A. J. Hughes; S. S. Tawfik; K. P. Baruah; E. A. O'Toole; R. F. L. O'Shaughnessy


The British Journal of Dermatology. 2021;185(1):26-35. 

In This Article

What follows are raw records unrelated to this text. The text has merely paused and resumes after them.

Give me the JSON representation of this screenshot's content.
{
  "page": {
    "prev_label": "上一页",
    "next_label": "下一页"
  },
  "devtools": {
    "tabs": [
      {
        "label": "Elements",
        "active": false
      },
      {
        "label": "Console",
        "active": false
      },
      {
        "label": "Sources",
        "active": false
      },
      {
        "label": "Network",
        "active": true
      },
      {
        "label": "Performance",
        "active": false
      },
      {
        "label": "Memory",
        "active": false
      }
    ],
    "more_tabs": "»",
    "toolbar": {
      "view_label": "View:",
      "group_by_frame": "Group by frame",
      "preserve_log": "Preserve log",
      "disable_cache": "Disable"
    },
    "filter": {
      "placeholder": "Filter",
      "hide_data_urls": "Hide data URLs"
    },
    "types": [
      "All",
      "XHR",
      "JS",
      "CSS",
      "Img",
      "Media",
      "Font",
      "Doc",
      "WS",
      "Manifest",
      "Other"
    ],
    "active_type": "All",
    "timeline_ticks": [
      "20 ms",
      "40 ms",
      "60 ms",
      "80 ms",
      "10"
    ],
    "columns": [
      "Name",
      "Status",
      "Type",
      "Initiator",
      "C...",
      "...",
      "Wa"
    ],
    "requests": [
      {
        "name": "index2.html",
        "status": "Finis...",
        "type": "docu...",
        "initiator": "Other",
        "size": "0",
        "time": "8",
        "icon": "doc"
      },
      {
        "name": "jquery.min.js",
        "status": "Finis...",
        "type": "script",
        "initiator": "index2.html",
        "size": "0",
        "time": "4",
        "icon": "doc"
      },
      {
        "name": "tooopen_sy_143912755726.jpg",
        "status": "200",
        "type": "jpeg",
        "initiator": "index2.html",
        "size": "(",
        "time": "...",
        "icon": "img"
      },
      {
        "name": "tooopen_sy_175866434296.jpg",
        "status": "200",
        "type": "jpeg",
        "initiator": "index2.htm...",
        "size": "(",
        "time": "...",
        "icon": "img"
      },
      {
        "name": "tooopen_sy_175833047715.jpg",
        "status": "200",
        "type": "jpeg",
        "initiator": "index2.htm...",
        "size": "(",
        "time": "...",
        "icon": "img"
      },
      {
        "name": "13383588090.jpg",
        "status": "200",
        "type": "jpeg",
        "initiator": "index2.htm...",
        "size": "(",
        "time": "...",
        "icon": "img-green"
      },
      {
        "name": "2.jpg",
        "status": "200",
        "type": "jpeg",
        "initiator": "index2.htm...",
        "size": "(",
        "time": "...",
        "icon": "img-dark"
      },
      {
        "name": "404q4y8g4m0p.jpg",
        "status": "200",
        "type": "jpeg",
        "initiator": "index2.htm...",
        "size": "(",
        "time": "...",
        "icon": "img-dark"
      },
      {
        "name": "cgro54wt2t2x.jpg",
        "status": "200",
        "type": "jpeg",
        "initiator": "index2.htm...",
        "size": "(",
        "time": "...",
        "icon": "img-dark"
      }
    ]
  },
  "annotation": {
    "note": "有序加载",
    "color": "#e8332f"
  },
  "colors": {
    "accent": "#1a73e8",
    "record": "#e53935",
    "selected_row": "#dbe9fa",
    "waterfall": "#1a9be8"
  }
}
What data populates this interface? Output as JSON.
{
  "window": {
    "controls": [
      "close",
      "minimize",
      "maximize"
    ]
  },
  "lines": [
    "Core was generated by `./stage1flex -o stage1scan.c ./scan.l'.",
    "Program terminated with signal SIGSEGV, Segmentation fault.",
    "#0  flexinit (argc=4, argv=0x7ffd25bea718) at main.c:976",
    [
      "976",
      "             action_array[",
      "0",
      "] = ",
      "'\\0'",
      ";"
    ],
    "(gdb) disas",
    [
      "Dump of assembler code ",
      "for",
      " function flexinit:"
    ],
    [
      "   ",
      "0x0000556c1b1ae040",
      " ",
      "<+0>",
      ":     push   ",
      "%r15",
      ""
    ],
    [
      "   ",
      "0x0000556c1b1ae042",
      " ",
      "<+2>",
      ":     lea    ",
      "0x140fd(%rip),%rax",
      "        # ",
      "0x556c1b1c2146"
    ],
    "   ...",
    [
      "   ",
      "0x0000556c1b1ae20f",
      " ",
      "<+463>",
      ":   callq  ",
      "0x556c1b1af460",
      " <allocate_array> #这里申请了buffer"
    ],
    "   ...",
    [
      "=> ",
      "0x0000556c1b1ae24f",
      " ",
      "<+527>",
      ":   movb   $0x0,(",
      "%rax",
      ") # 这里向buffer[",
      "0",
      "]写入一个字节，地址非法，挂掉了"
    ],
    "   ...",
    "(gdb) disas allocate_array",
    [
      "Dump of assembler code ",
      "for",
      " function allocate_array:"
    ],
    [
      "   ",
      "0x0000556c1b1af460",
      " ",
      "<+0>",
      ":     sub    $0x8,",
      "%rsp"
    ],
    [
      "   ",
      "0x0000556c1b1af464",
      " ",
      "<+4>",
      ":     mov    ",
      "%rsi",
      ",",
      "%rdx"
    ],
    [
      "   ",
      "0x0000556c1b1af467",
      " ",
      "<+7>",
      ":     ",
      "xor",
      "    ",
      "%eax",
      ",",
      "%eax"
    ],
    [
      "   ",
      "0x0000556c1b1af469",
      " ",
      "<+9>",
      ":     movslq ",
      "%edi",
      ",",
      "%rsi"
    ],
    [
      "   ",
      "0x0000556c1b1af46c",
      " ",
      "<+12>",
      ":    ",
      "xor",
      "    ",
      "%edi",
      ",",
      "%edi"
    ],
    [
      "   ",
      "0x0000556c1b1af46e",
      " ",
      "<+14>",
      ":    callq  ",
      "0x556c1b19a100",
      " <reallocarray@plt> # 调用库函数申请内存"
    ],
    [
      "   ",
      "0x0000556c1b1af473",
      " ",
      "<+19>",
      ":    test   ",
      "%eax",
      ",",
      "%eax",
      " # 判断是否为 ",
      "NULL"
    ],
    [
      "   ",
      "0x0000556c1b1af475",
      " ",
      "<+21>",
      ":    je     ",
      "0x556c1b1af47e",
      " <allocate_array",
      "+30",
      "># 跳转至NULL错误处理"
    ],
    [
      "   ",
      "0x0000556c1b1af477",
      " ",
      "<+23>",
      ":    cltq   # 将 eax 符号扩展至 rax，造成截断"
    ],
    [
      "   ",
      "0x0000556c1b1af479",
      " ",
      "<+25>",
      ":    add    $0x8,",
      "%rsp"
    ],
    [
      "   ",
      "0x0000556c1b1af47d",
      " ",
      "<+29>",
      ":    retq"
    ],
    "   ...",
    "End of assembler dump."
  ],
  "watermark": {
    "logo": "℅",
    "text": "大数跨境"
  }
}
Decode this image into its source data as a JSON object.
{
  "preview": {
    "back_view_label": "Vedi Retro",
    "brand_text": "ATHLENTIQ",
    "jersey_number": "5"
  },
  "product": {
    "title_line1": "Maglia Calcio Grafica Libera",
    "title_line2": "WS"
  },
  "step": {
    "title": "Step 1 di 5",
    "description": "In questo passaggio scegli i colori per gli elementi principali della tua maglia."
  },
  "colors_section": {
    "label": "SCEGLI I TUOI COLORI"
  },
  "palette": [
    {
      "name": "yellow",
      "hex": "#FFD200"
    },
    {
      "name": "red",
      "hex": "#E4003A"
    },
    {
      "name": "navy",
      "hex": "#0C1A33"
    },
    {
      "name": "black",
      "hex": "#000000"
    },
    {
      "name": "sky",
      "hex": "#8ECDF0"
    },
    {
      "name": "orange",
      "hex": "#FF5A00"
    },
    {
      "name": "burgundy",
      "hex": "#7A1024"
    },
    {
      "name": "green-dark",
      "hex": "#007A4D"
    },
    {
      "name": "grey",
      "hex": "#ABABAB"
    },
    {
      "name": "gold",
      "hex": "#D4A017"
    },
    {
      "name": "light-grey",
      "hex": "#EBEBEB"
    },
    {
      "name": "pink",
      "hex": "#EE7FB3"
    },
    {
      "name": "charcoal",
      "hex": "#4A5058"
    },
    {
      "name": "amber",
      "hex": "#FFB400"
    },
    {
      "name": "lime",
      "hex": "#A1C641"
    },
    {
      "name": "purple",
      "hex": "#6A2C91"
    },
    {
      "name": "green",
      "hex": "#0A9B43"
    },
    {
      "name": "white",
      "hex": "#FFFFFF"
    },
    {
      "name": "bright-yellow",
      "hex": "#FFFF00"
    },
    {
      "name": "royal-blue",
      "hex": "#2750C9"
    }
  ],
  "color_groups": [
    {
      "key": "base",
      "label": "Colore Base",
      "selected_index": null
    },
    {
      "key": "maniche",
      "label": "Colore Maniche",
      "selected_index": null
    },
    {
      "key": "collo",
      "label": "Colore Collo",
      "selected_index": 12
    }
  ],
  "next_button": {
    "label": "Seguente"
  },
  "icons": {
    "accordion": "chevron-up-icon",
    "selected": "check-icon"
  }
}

TS offer a simple and minimally invasive method to access components of the epidermis. TS have been applied broadly in dermatology research, but their widespread adoption has been limited by variability between protocols and a lack of standardization. For RNA extraction, we recommend using 20 TS and a commercial guanidinium thiocyanate lysis buffer with a scraper, then purification using a spin column kit. For psoriasis and koebnerizing dermatoses we advise caution if taking over 10 TS from nonlesional skin. There is no optimum protocol to extract protein, and methodology should be designed based on the target studied. The number of TS should correspond to the depth of target expression and abundance. For soluble proteins, we recommend starting with 10 min of sonication in PBS. For insoluble proteins, we recommend 30 min of sonication with a buffer containing 0·2% SDS in PBS. The addition of DTT should be considered if the yield is suboptimal (note that compatibility with downstream analysis kits should be checked). If both protein and RNA extraction are required from the same set of TS, TS 2–10 can be used for protein extraction and TS 11–20 for RNA. Wider sharing of protocols and yield data will allow TS to be more widely used as an alternative to biopsies.